Yin A, Lu J, Liu C, et al. A prenatal missed diagnosed case of submicroscopic chromosomal abnormalities by karyotyping: the clinical utility of array-based CGH in prenatal diagnostics. Mol Cytogenet. 2014;7:26.
Mann K, Hills A, Donaghue C, et al. Quantitative fluorescence PCR analysis of >40,000 prenatal samples for the rapid diagnosis of trisomies 13, 18 and 21 and monosomy X. Prenat Diagn. 2012;32(12):1197–204.
Lange J, Skaletsky H, van Daalen SK, et al. Isodicentric Y chromosomes and sex disorders as byproducts of homologous recombination that maintains palindromes. Cell. 2009;138(5):855–69.
Bruyere H, Speevak MD, Winsor EJ, et al. Isodicentric Yp: prenatal diagnosis and outcome in 12 cases. Prenat Diagn. 2006;26(4):324–9.
Mekkawy M, Kamel A, El-Ruby M, et al. Isodicentric Y chromosomes in Egyptian patients with disorders of sex development (DSD). Am J Med Genet A. 2012;158A(7):1594–603.
Jiang Y, Wang R, Li L, et al. Molecularcytogenetic study of de novo mosaic karyotype 45,X/46,X,i(Yq)/46,X,idic(Yq) in an azoospermic male: Case report and literature review. Mol Med Rep. 2017;16(3):3433–8.
Kuan LC, Su MT, Chen M, et al. A non-mosaic isodicentric Y chromosome resulting from breakage and fusion at the Yq pseudo-autosomal region in a fetus. J Assist Reprod Genet. 2013;30(12):1559–62.
National Key Research and Development Program of China, 2016YFC1000703.
Availability of data and materials
The datasets used and/or analyzed during the current study are available.
from the corresponding author on reasonable request.
Ethics approval and consent to participate

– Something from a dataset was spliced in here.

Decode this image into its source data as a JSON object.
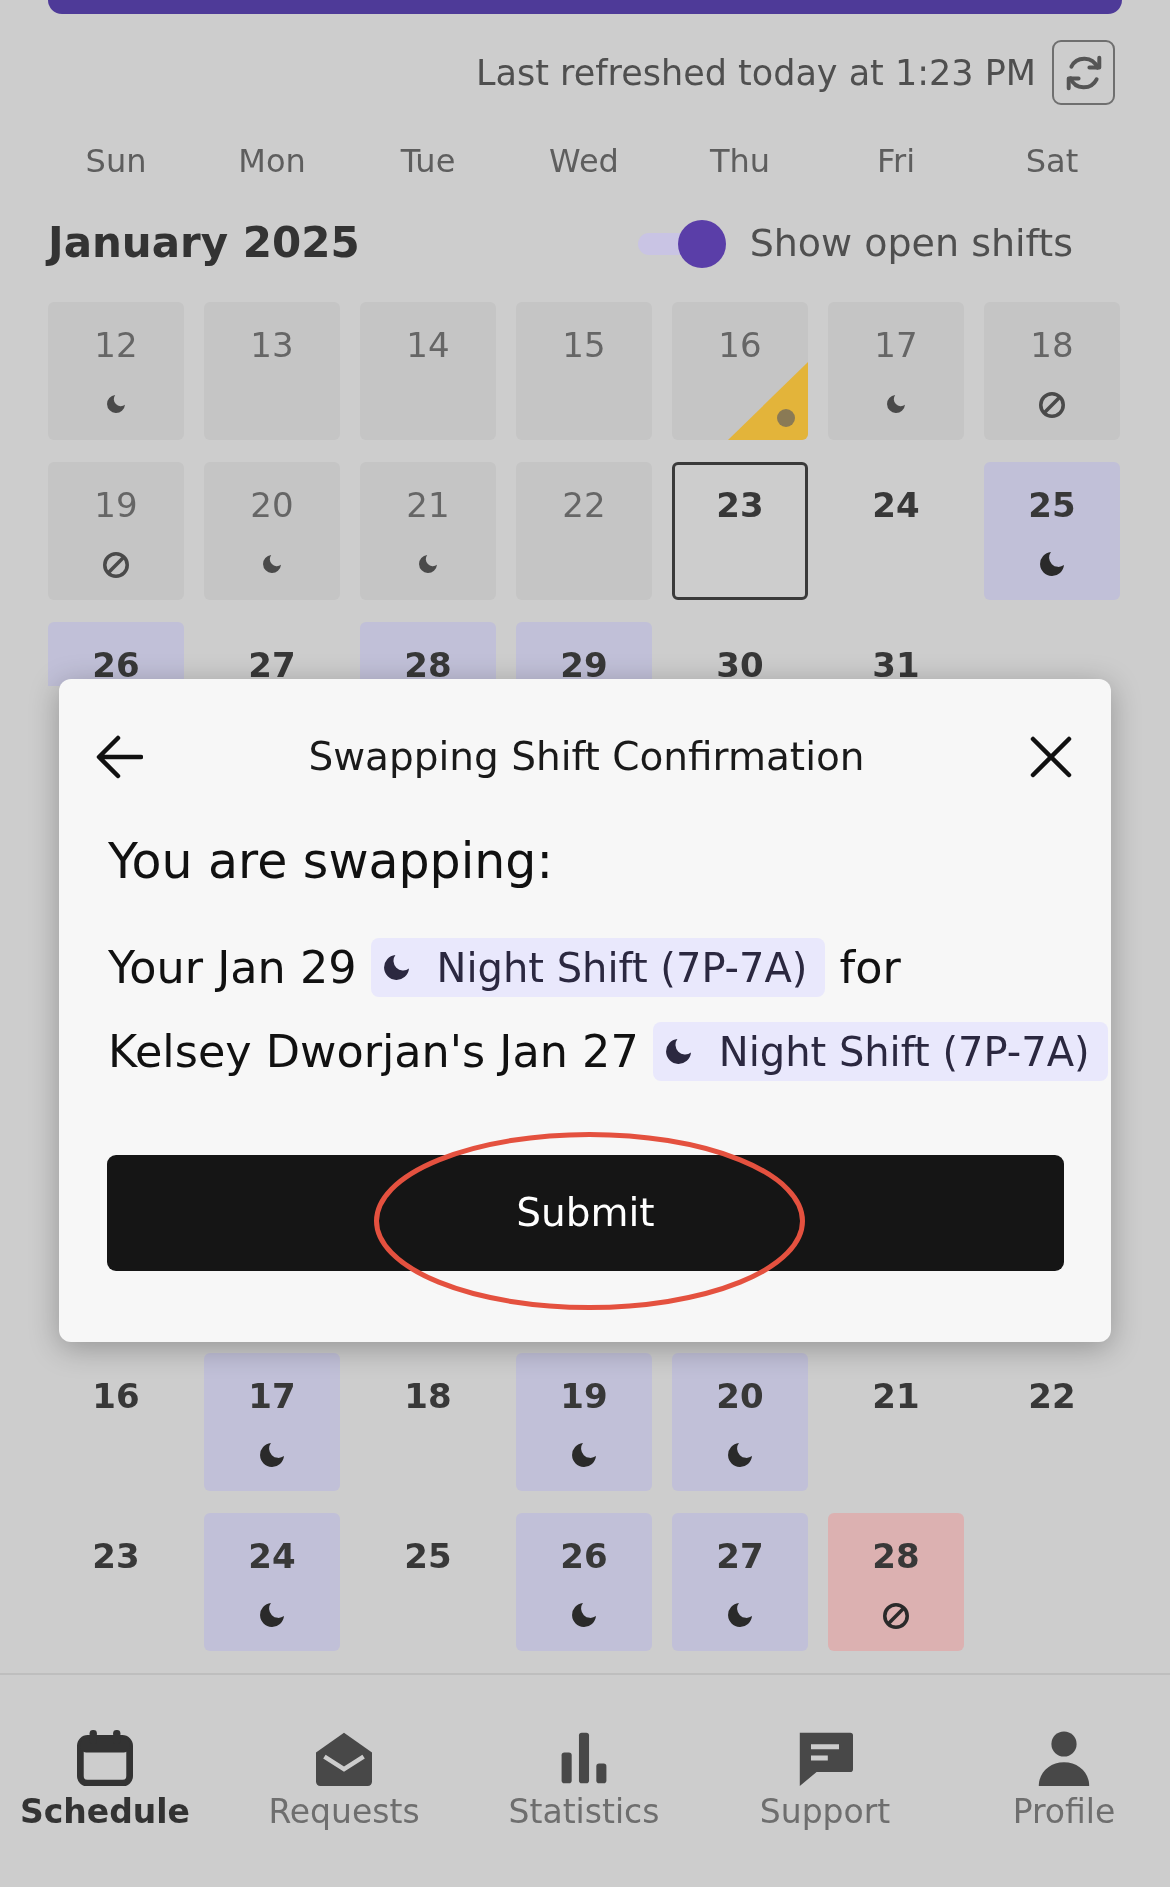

This study was performed with the approval of Medical Ethics Committee of Guangdong Women and Children Hospital.
Consent for publication
The patient in this case report had provided her consent for publication.
The authors declare that they have no competing interests.
Springer Nature remains neutral with regard to jurisdictional claims in published maps and institutional affiliations.
About this article
Cite this article
Liu, Y., Guo, L., Chen, H. et al. Discrepancy of QF-PCR, CMA and karyotyping on a de novo case of mosaic isodicentric Y chromosomes. Mol Cytogenet 12, 1 (2019). https://doi.org/10.1186/s13039-018-0413-1
- Isodicentric Y
- FISH, CMA, QF-PCR
- Prenatal diagnosis